--- DATA TO USE ---
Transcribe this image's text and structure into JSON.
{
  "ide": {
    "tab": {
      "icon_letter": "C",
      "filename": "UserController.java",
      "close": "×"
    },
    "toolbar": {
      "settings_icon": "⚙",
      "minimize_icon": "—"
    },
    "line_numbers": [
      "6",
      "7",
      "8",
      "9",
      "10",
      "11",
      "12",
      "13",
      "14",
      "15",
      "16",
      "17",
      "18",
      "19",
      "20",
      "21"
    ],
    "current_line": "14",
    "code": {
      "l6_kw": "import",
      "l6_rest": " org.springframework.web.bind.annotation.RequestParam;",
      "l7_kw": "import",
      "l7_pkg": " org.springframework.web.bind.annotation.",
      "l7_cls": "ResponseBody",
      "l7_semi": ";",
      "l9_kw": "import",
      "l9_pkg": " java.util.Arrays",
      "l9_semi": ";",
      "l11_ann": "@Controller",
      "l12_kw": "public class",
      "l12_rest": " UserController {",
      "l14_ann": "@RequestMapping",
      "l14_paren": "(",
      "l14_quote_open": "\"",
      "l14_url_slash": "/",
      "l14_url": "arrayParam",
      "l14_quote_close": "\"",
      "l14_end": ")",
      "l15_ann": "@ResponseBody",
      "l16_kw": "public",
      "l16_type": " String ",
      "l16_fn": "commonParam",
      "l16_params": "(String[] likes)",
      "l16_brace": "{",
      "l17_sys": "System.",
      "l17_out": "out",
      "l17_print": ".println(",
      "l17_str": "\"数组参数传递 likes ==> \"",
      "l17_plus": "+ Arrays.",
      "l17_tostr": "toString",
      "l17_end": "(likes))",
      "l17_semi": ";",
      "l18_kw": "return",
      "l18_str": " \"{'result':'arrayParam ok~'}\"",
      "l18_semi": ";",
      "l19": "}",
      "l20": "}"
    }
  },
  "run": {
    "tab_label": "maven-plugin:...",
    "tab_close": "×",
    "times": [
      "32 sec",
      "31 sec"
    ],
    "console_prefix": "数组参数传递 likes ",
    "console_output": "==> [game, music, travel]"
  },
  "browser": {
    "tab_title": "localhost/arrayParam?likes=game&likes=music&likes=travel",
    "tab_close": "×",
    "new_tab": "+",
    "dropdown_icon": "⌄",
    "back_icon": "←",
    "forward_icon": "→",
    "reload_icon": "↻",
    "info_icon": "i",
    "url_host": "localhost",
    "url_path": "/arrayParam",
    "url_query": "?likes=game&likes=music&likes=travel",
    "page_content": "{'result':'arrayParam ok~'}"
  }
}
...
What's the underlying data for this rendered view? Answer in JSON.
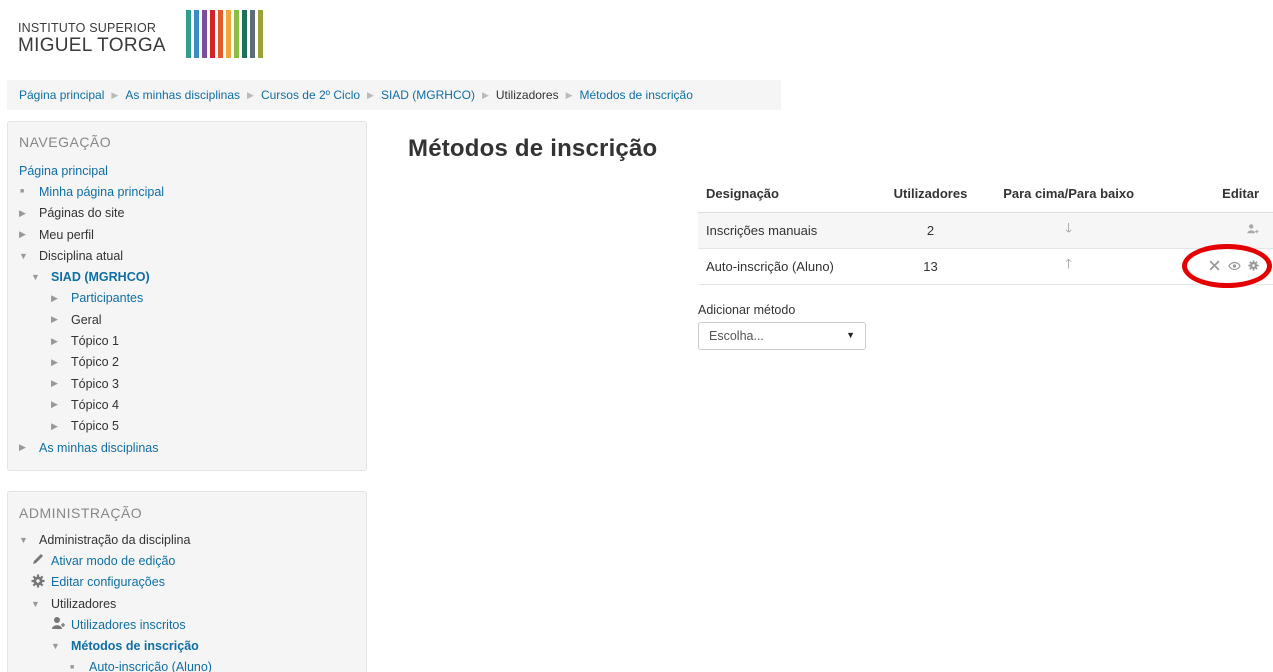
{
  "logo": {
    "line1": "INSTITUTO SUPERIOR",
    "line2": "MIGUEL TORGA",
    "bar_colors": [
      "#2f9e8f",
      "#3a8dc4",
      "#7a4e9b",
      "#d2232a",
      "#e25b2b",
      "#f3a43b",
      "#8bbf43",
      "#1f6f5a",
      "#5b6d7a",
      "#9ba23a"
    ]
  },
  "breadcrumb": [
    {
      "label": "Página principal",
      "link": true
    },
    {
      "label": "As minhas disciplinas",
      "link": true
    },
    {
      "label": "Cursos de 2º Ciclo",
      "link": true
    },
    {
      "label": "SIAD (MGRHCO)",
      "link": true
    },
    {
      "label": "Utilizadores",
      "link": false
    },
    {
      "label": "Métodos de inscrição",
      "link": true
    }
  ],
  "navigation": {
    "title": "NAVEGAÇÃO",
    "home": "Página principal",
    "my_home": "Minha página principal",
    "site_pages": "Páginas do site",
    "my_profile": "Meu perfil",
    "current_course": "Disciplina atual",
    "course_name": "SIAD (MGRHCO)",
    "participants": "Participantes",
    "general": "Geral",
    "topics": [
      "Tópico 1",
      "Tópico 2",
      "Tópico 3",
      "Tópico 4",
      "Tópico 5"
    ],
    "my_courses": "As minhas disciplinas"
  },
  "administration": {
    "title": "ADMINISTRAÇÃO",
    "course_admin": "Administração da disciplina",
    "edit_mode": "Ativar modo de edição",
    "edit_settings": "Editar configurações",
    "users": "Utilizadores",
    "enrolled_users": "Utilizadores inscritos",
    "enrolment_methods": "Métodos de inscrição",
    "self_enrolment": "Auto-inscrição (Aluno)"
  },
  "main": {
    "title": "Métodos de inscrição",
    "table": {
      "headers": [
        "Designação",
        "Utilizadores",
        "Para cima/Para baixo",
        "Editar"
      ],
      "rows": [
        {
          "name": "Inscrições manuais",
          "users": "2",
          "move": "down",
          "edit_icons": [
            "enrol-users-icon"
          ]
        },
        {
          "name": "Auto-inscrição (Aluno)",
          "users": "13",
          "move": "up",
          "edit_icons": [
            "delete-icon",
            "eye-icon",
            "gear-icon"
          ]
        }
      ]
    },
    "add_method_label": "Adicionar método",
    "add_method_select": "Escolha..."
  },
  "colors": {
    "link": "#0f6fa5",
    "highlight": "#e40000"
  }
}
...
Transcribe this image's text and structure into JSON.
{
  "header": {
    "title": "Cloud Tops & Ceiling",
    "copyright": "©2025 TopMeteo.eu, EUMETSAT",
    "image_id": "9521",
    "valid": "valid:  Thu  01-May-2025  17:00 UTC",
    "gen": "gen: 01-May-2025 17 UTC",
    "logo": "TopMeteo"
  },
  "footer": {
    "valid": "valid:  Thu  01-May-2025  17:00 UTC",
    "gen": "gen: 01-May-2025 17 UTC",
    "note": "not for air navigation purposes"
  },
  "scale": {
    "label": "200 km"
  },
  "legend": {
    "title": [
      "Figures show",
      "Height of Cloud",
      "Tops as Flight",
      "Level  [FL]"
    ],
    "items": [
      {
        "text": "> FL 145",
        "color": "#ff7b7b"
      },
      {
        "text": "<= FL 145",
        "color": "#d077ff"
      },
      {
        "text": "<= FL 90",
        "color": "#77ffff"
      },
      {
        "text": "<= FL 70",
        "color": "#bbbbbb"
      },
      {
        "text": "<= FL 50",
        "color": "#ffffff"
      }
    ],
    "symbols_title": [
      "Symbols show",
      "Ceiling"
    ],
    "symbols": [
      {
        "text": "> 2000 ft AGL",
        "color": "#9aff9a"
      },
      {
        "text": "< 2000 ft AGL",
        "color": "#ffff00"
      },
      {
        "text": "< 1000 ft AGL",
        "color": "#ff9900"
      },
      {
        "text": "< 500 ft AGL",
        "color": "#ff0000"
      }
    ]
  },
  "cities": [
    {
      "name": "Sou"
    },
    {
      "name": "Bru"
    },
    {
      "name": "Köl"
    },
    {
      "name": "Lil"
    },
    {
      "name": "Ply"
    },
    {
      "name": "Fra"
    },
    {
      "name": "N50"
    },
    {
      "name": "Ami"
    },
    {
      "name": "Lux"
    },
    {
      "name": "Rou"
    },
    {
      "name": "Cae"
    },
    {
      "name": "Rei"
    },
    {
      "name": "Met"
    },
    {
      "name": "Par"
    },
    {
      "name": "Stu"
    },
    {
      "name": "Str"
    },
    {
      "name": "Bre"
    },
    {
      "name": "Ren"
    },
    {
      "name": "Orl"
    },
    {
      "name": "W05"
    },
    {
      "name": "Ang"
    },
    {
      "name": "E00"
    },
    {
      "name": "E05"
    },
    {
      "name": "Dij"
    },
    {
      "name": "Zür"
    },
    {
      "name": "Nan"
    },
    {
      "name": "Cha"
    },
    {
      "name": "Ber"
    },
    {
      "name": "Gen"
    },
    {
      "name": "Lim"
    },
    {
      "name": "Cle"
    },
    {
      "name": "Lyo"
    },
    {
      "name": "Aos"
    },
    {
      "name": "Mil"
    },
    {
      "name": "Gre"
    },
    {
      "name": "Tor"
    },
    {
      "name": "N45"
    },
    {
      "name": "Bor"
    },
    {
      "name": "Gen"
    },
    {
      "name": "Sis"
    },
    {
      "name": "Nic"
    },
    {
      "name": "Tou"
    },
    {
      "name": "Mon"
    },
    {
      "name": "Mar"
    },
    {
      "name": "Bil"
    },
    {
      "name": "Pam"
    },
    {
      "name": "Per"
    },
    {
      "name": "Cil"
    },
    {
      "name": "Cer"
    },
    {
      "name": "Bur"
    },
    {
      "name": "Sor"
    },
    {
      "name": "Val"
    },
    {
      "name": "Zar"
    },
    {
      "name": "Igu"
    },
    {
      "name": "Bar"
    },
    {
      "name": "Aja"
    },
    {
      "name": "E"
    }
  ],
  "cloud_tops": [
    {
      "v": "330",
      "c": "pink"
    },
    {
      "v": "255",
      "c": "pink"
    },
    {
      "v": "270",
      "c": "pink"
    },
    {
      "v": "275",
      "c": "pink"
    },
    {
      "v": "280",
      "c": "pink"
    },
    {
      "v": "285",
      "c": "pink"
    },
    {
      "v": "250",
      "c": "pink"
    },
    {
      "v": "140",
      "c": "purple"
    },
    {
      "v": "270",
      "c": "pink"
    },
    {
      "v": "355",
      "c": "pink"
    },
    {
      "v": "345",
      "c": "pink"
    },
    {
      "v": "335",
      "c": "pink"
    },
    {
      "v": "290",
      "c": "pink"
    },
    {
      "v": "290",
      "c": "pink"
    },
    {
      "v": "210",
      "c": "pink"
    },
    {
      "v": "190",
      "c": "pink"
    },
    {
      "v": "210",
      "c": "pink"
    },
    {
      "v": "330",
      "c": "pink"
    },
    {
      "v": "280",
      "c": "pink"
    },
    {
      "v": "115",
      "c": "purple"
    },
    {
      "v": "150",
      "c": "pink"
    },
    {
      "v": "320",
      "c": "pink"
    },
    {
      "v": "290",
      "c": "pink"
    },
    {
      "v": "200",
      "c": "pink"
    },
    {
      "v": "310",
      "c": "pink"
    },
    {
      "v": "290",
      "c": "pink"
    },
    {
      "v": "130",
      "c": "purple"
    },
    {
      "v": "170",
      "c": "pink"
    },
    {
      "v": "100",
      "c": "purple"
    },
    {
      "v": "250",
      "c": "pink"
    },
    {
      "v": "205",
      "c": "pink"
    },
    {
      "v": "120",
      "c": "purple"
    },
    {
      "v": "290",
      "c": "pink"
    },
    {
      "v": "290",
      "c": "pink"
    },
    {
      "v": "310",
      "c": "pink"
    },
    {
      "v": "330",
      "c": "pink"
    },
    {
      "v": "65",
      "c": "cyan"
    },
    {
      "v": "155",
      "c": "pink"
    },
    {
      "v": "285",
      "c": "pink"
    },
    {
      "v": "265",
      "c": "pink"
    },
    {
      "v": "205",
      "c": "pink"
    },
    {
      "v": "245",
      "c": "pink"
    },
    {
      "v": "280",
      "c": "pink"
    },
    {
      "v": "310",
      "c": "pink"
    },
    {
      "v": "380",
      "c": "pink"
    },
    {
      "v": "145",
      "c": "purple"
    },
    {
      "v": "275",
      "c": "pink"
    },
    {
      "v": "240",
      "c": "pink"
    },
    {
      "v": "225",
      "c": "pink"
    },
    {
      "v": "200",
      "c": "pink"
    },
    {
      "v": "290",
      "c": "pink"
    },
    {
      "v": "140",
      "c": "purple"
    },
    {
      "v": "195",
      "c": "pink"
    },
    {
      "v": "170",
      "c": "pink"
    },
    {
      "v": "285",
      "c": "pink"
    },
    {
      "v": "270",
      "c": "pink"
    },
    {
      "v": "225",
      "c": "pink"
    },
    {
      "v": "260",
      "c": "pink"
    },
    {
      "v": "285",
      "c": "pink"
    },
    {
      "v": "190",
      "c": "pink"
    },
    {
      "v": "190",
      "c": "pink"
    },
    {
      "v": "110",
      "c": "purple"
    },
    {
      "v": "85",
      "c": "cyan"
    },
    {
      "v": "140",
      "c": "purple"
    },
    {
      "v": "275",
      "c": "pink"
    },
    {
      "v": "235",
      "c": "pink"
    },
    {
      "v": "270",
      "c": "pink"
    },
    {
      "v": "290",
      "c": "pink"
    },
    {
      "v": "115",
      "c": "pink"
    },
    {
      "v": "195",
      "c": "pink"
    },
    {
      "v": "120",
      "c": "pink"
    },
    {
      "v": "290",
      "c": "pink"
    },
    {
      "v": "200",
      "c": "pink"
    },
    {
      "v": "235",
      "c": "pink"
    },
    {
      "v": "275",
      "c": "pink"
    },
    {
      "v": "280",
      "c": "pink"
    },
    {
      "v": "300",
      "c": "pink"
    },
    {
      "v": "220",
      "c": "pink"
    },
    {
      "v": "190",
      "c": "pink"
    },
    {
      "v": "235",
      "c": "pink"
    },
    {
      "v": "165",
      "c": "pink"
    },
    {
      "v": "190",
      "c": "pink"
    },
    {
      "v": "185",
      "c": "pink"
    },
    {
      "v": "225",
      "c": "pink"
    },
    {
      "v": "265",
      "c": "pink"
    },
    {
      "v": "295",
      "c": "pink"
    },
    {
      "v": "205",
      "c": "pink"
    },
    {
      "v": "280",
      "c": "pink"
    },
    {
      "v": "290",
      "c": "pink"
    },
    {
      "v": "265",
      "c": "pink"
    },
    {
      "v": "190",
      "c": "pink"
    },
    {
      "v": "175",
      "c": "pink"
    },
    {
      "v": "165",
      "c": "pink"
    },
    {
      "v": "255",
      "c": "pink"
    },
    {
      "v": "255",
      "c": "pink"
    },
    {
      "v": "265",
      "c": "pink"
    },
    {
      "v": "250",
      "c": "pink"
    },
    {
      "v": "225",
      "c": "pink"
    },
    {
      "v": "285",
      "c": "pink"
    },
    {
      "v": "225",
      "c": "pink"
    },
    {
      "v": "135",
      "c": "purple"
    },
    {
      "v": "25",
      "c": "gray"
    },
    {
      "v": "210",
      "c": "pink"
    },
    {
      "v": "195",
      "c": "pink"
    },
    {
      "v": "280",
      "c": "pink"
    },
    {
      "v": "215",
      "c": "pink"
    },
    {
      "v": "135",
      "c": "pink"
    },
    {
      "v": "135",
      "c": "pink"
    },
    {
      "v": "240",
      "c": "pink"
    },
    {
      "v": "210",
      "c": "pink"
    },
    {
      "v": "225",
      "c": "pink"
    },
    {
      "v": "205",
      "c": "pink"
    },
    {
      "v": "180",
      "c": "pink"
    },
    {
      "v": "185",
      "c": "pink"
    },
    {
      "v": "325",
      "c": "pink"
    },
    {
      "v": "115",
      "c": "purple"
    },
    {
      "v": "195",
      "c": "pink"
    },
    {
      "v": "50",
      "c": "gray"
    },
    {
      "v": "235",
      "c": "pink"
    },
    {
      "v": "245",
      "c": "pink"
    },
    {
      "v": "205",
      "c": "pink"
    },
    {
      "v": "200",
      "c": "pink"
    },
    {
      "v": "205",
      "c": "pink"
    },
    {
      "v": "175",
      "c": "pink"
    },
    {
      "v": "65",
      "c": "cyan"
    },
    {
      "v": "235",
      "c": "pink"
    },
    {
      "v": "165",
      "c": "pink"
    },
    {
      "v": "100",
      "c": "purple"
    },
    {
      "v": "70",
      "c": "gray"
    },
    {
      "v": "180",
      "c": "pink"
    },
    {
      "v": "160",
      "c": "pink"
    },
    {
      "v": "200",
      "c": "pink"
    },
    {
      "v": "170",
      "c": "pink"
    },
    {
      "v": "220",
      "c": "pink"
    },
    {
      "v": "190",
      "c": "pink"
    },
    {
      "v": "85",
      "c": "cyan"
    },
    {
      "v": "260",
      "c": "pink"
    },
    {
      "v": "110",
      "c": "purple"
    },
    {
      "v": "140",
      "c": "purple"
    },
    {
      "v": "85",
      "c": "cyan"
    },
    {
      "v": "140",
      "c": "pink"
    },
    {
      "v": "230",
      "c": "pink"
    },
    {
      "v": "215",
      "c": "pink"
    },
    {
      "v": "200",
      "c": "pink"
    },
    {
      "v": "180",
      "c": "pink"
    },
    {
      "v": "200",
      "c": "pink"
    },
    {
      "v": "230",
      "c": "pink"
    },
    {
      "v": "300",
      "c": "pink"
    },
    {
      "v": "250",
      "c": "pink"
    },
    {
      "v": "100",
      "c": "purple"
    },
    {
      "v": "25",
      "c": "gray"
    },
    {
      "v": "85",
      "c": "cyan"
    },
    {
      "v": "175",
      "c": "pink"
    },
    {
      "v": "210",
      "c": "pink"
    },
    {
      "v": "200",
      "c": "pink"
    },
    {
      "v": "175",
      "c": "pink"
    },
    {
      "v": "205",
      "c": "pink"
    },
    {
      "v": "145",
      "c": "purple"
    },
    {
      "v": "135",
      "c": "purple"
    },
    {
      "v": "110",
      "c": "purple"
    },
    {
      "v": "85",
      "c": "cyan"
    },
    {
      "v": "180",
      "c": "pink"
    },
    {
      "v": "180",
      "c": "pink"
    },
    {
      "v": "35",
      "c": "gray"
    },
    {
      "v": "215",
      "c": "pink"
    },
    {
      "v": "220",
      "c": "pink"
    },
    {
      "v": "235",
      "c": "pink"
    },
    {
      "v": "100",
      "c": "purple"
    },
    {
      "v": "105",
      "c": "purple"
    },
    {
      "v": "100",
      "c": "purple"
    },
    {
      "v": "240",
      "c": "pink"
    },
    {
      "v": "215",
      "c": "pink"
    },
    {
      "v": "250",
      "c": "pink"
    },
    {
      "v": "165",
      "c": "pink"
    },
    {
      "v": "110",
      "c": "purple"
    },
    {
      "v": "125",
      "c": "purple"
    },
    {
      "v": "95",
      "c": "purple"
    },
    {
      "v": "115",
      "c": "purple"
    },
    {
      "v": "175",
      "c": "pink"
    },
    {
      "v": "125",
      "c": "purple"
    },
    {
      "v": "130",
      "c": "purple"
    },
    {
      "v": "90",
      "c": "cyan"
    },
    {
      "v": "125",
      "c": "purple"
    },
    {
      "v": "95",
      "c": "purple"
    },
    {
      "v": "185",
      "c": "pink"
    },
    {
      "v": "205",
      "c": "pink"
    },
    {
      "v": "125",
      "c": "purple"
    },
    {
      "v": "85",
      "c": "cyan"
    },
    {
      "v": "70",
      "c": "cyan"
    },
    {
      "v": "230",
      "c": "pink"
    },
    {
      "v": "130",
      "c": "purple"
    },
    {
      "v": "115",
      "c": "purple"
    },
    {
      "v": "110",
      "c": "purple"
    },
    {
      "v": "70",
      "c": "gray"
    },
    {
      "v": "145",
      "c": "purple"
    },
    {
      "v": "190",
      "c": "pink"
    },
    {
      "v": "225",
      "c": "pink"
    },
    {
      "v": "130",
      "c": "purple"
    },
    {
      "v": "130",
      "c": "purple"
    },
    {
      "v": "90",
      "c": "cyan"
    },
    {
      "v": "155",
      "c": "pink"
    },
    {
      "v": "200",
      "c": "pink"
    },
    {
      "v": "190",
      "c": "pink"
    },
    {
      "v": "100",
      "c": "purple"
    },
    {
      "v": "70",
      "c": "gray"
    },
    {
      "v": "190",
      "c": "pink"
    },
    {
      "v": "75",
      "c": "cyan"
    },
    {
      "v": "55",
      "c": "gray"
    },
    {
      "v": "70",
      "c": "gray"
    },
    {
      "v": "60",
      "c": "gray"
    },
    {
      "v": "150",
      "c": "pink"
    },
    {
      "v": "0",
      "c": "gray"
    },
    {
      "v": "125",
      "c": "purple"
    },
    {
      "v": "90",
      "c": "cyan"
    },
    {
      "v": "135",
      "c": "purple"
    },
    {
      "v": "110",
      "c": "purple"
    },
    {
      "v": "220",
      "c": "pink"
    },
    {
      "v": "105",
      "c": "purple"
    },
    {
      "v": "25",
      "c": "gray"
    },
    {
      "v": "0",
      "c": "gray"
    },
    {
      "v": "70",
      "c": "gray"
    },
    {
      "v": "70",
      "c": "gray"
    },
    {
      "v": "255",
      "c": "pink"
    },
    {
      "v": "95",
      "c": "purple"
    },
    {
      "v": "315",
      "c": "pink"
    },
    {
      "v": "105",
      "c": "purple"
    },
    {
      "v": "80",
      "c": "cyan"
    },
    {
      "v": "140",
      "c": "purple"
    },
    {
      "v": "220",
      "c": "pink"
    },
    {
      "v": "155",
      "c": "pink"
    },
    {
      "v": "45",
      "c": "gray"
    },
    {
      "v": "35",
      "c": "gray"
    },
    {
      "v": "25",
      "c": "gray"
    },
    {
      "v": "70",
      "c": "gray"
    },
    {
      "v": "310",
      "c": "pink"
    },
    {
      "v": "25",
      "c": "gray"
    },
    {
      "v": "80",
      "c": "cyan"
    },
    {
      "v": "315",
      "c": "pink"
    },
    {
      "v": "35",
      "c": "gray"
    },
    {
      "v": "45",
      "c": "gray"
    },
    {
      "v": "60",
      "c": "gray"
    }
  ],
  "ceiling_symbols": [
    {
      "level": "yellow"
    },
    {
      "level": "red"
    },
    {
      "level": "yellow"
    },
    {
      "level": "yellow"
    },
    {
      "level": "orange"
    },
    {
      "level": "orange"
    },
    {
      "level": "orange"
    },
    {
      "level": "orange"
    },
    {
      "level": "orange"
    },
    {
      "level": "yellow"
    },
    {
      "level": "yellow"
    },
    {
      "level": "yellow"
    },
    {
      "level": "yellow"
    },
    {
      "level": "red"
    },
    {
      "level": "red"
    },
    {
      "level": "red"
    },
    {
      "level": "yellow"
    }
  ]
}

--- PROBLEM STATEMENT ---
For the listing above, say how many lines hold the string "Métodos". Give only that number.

--- WORKED SOLUTION ---
3